She feels that the time had finally come to spread her wings and experience training outside of Japan,
“I came to US, which I believe is the best place to train MMA, to learn skills I don’t have. Also I have been training more than ten years so I wanted to see different scenery.”
Inoue has been sparring with some UFC fighters ahead of her second octagon outing,
“I am with Serra Longo Fight Team but for this fight camp I also went to Muay Thai gym in NYC called Ultimate Gym three times a week to do privates. Both gyms arranged many sparring partners for me so I was able to spar a lot with Katlyn Chookagian, Erin Blanchfield, Elise Reed and some other fighters from New Jersey as well.”

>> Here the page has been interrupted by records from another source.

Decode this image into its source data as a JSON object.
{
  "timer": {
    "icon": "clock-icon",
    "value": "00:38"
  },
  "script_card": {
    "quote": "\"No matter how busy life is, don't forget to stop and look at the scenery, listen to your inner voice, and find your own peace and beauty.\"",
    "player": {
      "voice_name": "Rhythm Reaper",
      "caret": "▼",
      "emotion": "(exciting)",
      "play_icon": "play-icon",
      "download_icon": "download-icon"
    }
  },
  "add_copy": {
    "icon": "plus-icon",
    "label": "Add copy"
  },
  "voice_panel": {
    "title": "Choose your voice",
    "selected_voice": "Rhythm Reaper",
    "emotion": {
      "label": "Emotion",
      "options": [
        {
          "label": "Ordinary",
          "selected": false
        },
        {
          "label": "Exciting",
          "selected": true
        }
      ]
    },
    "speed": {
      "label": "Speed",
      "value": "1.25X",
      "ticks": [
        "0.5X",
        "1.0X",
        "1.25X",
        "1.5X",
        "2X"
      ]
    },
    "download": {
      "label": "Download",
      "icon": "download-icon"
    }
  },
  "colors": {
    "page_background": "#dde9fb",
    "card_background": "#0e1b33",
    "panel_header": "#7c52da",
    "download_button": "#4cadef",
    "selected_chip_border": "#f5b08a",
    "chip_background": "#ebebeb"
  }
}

Training with Chookagian made Inoue realize that she would only get so far fighting at 125lbs,
“I think I did gain bit of confidence by fighting at flyweight (at UFC Shenzhen) but after sparring with Katlyn I am actually confident that I won’t able to beat a top fighter in the flyweight division.”
He would normally be in Inoue’s corner but she says it simply wasn’t possible for this fight,
“My brother went back to Japan in March when lockdown came into an effect. So for that fight in Rizin he did the entire fight camp in Japan. Right now if he came back to New York he would have to deal with mandatory two-week quarantine and he should be training now so this time he decided to not come. When Covid-19 has settled, I will bring him in as one of my corner men though.”
Inoue enjoyed a lot of success while training in Japan. But she thinks that the depth of knowledge and experience in the US is deeper,
“It is hard to say in one sentence but my impression is that everybody (in Japan) is not truly a top class at every departments of MMA in terms of technique. For example, my striking coach in Japan was very professional and he also taught me grappling and throws but it’s really hard to find just one person that can teach everything.”
Happy and honored
She says being based at Serra-Longo means that everything she needs is within easy reach whereas back home Inoue would need to find multiple gyms or coaches,
“In Japan, no gym is teaching every part of MMA but in the US fighters get to learn from specialists in each department. That is what, so many fighters here are very good at striking, wrestling, grappling and every aspect of this fight game.”
Inoue hopes the time and effort she has put into training will pay off on Saturday night (local time). She believes her boxing will be the difference,
“She is aggressive and likes to kick to the leg and swing big shots but I am confident that my boxing skill is better so I am looking to dominate her in every aspect of the game.”
Inoue’s UFC opportunity only came about because the promotion needed a replacement for Luana Carolina at UFC Shenzhen. She made the most of it, scoring a split decision win over Yanan Wu.
Her second UFC fight has been almost a year in the making. She saw a bout with Tecia Torres fall through but is delighted to finally be able to resume her fighting career,
“I am so happy and honored to be able to fight for UFC. Finally, I am fighting at this stage and I have a chance to prove what I can do.”